● **WHAT NEEDS TO BE DONE**
Which lines of the data below contain "title"? Please show them all.

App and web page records

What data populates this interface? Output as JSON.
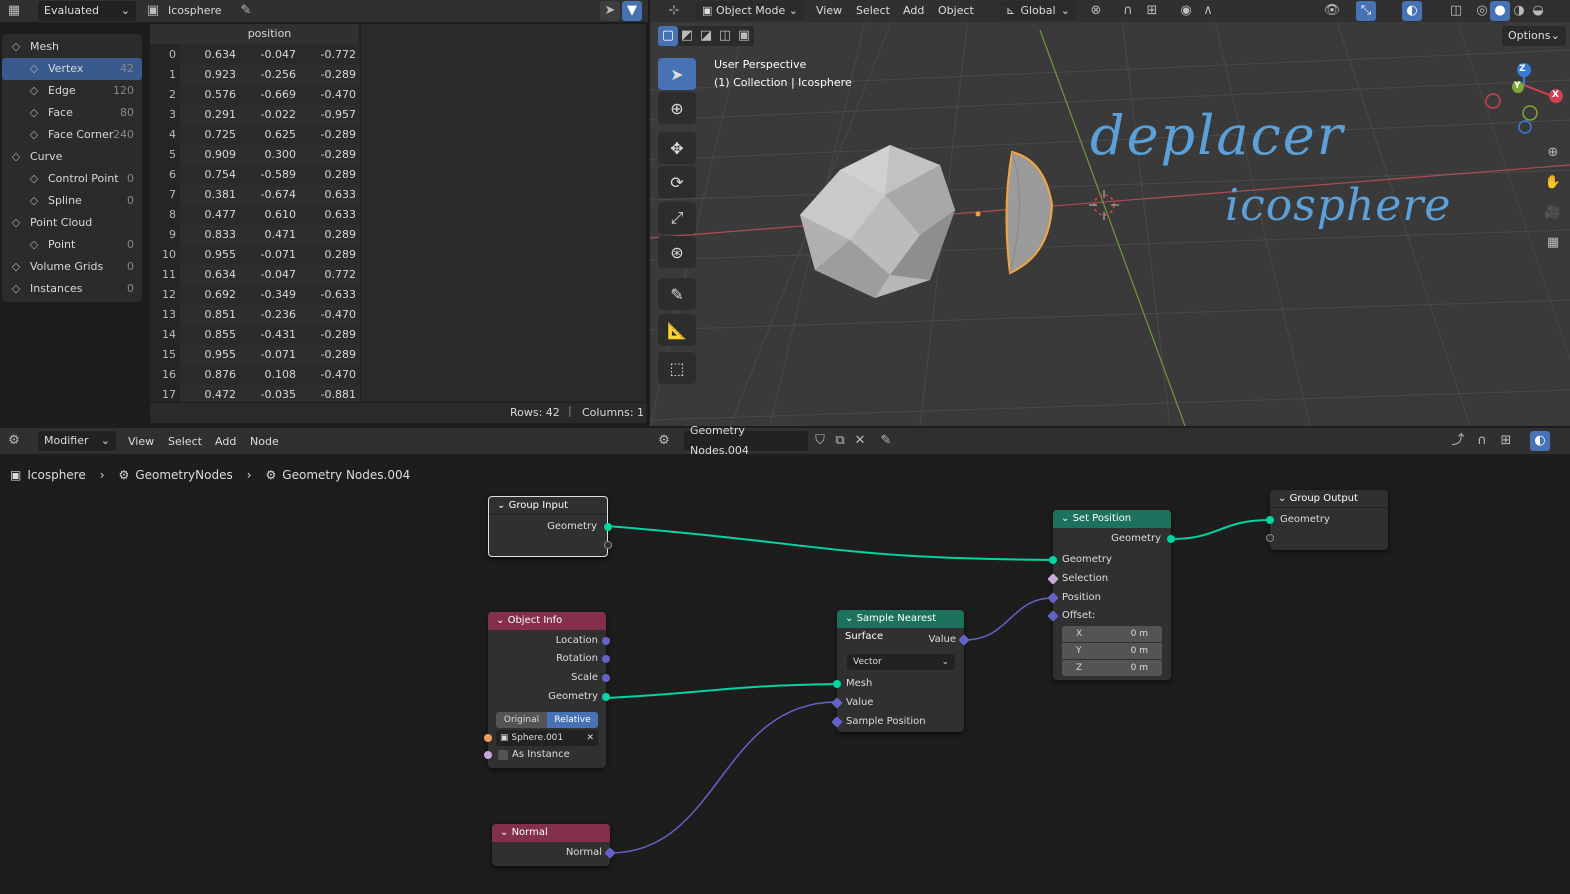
{
  "spreadsheet": {
    "mode": "Evaluated",
    "object": "Icosphere",
    "column_header": "position",
    "domains": [
      {
        "label": "Mesh",
        "count": "",
        "icon": "mesh-icon",
        "indent": 0
      },
      {
        "label": "Vertex",
        "count": "42",
        "icon": "vertex-icon",
        "indent": 1,
        "selected": true
      },
      {
        "label": "Edge",
        "count": "120",
        "icon": "edge-icon",
        "indent": 1
      },
      {
        "label": "Face",
        "count": "80",
        "icon": "face-icon",
        "indent": 1
      },
      {
        "label": "Face Corner",
        "count": "240",
        "icon": "face-corner-icon",
        "indent": 1
      },
      {
        "label": "Curve",
        "count": "",
        "icon": "curve-icon",
        "indent": 0
      },
      {
        "label": "Control Point",
        "count": "0",
        "icon": "control-point-icon",
        "indent": 1
      },
      {
        "label": "Spline",
        "count": "0",
        "icon": "spline-icon",
        "indent": 1
      },
      {
        "label": "Point Cloud",
        "count": "",
        "icon": "point-cloud-icon",
        "indent": 0
      },
      {
        "label": "Point",
        "count": "0",
        "icon": "point-icon",
        "indent": 1
      },
      {
        "label": "Volume Grids",
        "count": "0",
        "icon": "volume-icon",
        "indent": 0
      },
      {
        "label": "Instances",
        "count": "0",
        "icon": "instances-icon",
        "indent": 0
      }
    ],
    "rows": [
      [
        "0",
        "0.634",
        "-0.047",
        "-0.772"
      ],
      [
        "1",
        "0.923",
        "-0.256",
        "-0.289"
      ],
      [
        "2",
        "0.576",
        "-0.669",
        "-0.470"
      ],
      [
        "3",
        "0.291",
        "-0.022",
        "-0.957"
      ],
      [
        "4",
        "0.725",
        "0.625",
        "-0.289"
      ],
      [
        "5",
        "0.909",
        "0.300",
        "-0.289"
      ],
      [
        "6",
        "0.754",
        "-0.589",
        "0.289"
      ],
      [
        "7",
        "0.381",
        "-0.674",
        "0.633"
      ],
      [
        "8",
        "0.477",
        "0.610",
        "0.633"
      ],
      [
        "9",
        "0.833",
        "0.471",
        "0.289"
      ],
      [
        "10",
        "0.955",
        "-0.071",
        "0.289"
      ],
      [
        "11",
        "0.634",
        "-0.047",
        "0.772"
      ],
      [
        "12",
        "0.692",
        "-0.349",
        "-0.633"
      ],
      [
        "13",
        "0.851",
        "-0.236",
        "-0.470"
      ],
      [
        "14",
        "0.855",
        "-0.431",
        "-0.289"
      ],
      [
        "15",
        "0.955",
        "-0.071",
        "-0.289"
      ],
      [
        "16",
        "0.876",
        "0.108",
        "-0.470"
      ],
      [
        "17",
        "0.472",
        "-0.035",
        "-0.881"
      ]
    ],
    "footer_rows": "Rows: 42",
    "footer_columns": "Columns: 1"
  },
  "viewport": {
    "mode": "Object Mode",
    "menus": [
      "View",
      "Select",
      "Add",
      "Object"
    ],
    "orientation": "Global",
    "options": "Options",
    "perspective_label": "User Perspective",
    "collection_label": "(1) Collection | Icosphere",
    "handwriting_line1": "deplacer",
    "handwriting_line2": "icosphere",
    "gizmo_x": "X",
    "gizmo_y": "Y",
    "gizmo_z": "Z"
  },
  "node_editor": {
    "editor_type": "Modifier",
    "menus": [
      "View",
      "Select",
      "Add",
      "Node"
    ],
    "node_group": "Geometry Nodes.004",
    "breadcrumb": [
      "Icosphere",
      "GeometryNodes",
      "Geometry Nodes.004"
    ],
    "nodes": {
      "group_input": {
        "title": "Group Input",
        "geometry": "Geometry"
      },
      "group_output": {
        "title": "Group Output",
        "geometry": "Geometry"
      },
      "object_info": {
        "title": "Object Info",
        "location": "Location",
        "rotation": "Rotation",
        "scale": "Scale",
        "geometry": "Geometry",
        "original": "Original",
        "relative": "Relative",
        "object": "Sphere.001",
        "as_instance": "As Instance"
      },
      "normal": {
        "title": "Normal",
        "normal": "Normal"
      },
      "sample_nearest_surface": {
        "title": "Sample Nearest Surface",
        "value_out": "Value",
        "type": "Vector",
        "mesh": "Mesh",
        "value_in": "Value",
        "sample_position": "Sample Position"
      },
      "set_position": {
        "title": "Set Position",
        "geometry_out": "Geometry",
        "geometry_in": "Geometry",
        "selection": "Selection",
        "position": "Position",
        "offset": "Offset:",
        "x_label": "X",
        "x_value": "0 m",
        "y_label": "Y",
        "y_value": "0 m",
        "z_label": "Z",
        "z_value": "0 m"
      }
    }
  },
  "colors": {
    "geometry_socket": "#00d6a3",
    "vector_socket": "#6363c7",
    "object_header": "#83314a",
    "geometry_header": "#1d725e",
    "selection_blue": "#4772b3",
    "active_outline": "#f5a442"
  }
}
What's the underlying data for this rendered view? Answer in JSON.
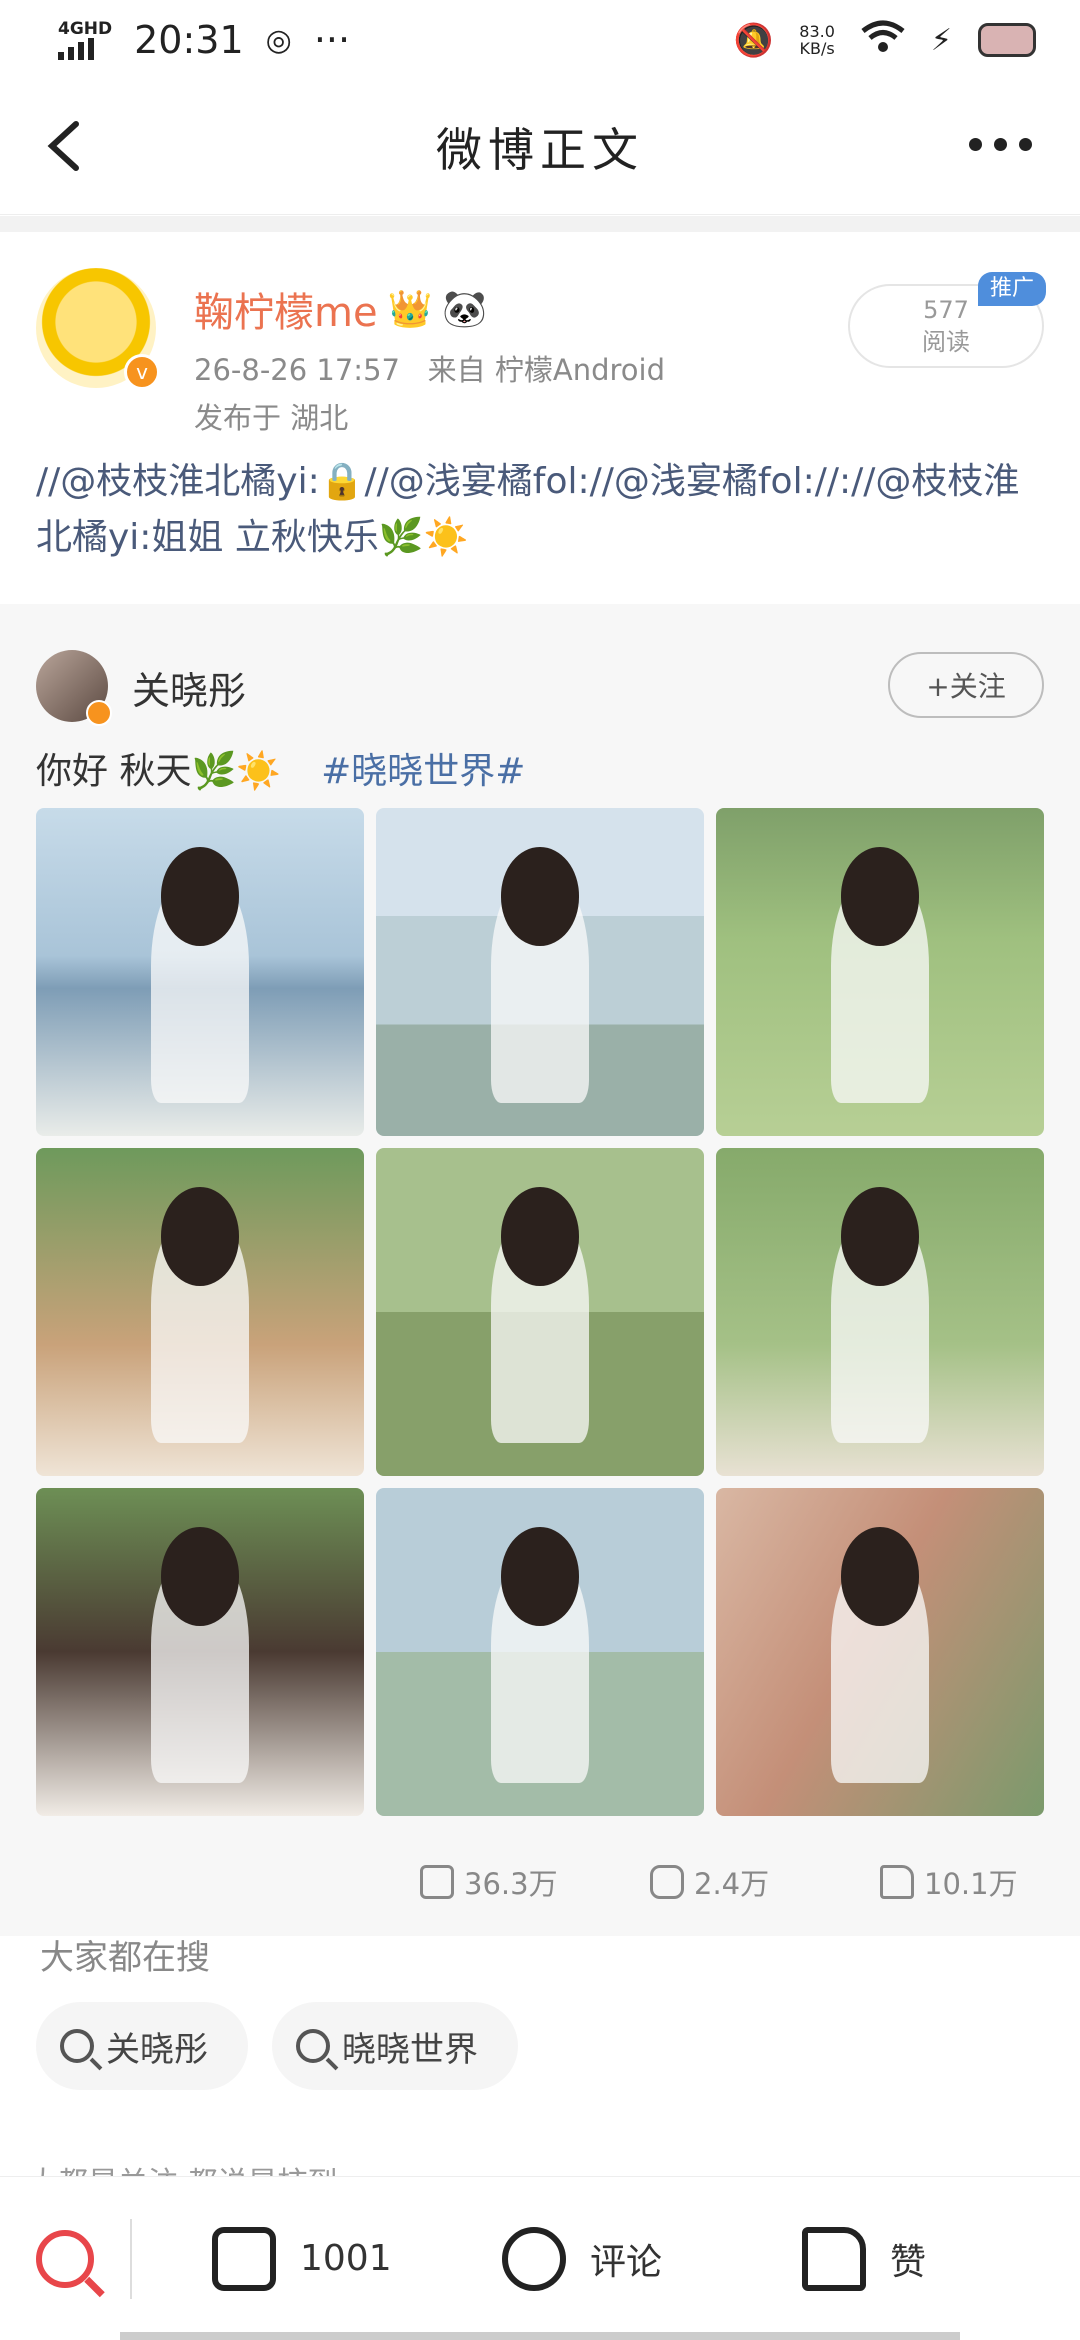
{
  "status_bar": {
    "network": "4GHD",
    "time": "20:31",
    "speed_value": "83.0",
    "speed_unit": "KB/s"
  },
  "nav": {
    "title": "微博正文"
  },
  "post": {
    "username": "鞠柠檬me",
    "time": "26-8-26 17:57",
    "source": "来自 柠檬Android",
    "location": "发布于 湖北",
    "read_count": "577",
    "read_label": "阅读",
    "promo_label": "推广",
    "text": "//@枝枝淮北橘yi:🔒//@浅宴橘fol://@浅宴橘fol://://@枝枝淮北橘yi:姐姐 立秋快乐🌿☀️"
  },
  "repost": {
    "username": "关晓彤",
    "follow_label": "+关注",
    "text": "你好 秋天🌿☀️",
    "hashtag": "#晓晓世界#",
    "shares": "36.3万",
    "comments": "2.4万",
    "likes": "10.1万"
  },
  "search": {
    "title": "大家都在搜",
    "chips": [
      "关晓彤",
      "晓晓世界"
    ]
  },
  "cut_text": "大都是关注 都说是柿到",
  "bottom_bar": {
    "share_count": "1001",
    "comment_label": "评论",
    "like_label": "赞"
  },
  "colors": {
    "username_orange": "#eb7350",
    "link_blue": "#4a6fa5",
    "search_red": "#e8464a",
    "promo_blue": "#4f8edc"
  }
}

● **YOUR RESPONSE**
        "title": "Group Input",
        "title": "Group Output",
        "title": "Object Info",
        "title": "Normal",
        "title": "Sample Nearest Surface",
        "title": "Set Position",
    "title": "微博正文"
    "title": "大家都在搜",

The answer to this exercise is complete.